England coach Eddie Jones completes SA inspection
England coach Eddie Jones completed his reconnaissance mission to South Africa by visiting Newlands in Cape Town on a sweltering day.
The mercury rose to 36 in the Mother City on Thursday‚ but the conditions are a far cry from what Jones’ England can expect when his side meets the Springboks at Newlands on June 23.
The Cape Town Test is the third of the series that sees the first two Tests played at altitude in Johannesburg on June 9 and Bloemfontein on June 16 before a potential decider in Cape Town.
The Golden Lions hosted Jones at Ellis Park on Monday and on Wednesday the Cheetahs welcomed the Boks’ 2007 World Cup winning technical analyst at the Free State Stadium.
Jones also stopped in Durban as part of his planning.
He is understood to be considering basing his team in Durban for the first two weeks and flying in to Johannesburg and Bloemfontein for the Tests.
The entire third week could be spent in Cape Town‚ although none of these details are official yet.
The fact that Jones‚ who has led England to 22 wins after 23 Tests at the helm‚ is in SA preparing shows how seriously England are taking this tour.
After beating Australia 3-0 in a June Test series in 2016‚ Jones will want to do the same to the other southern hemisphere giant before England’s much anticipated showdown with world champions New Zealand at Twickenham this November.
Jones stated last week that he was looking for his side to not only keep winning this season‚ but to evolve its playing style and approach with under two years to the Wold Cup in Japan.

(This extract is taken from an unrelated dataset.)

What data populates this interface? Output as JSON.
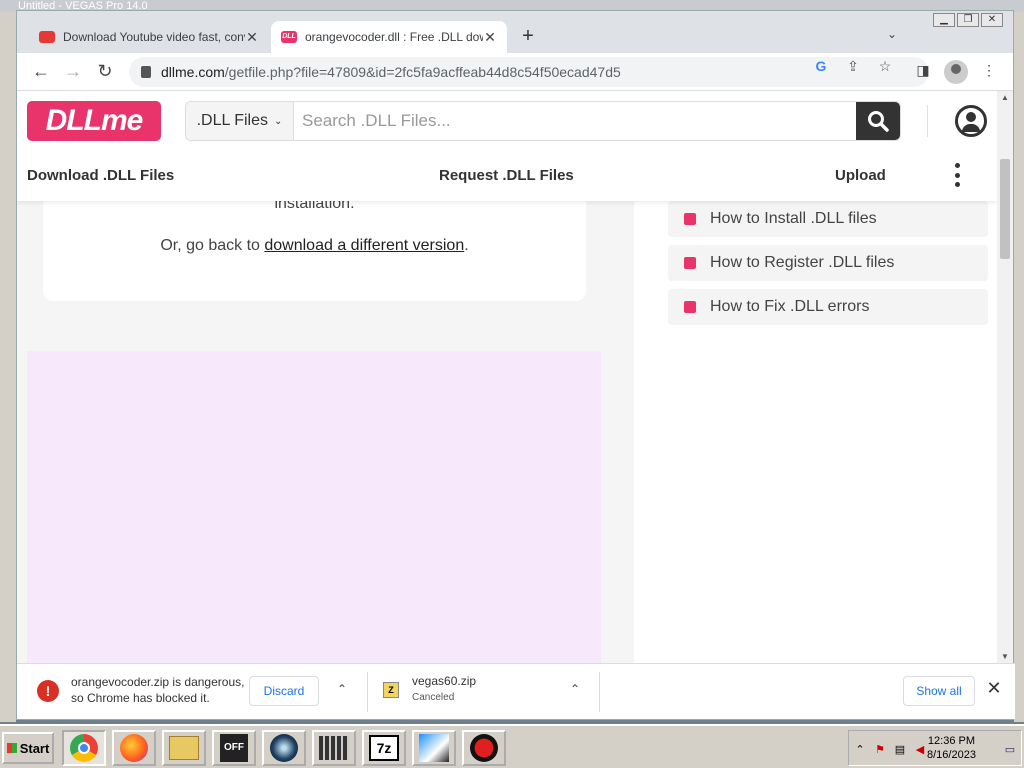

The Springboks‚ despite being at a low ebb after 11 wins in their last 25 Tests‚ will pose some tough challenges at home.
“The game is evolving‚" Jones said.
"Defence is going to evolve over the next 24 months as sides have defended in a certain way and I think that’s going to change because of law interpretation changes‚ and we want to be at the head of that queue of how you want to defend.
“In attack‚ that will be a consequence of defence changing that you’ll need to be able to attack in a number of ways.
"Knowing the variants of environments we could find in Japan where our first two games are under a dome‚ so they’re going to be almost perfect conditions‚ and generally in those sort of conditions a kicking game is important and a running game is important‚ and that seems contradictory but it’s not.
“Then at Yokohama and Tokyo we could be playing in pouring rain and then your short game becomes important‚ and the ability to punch holes and play through them‚ so developing that adaptability and awareness of how to attack depending on the conditions is so important for us."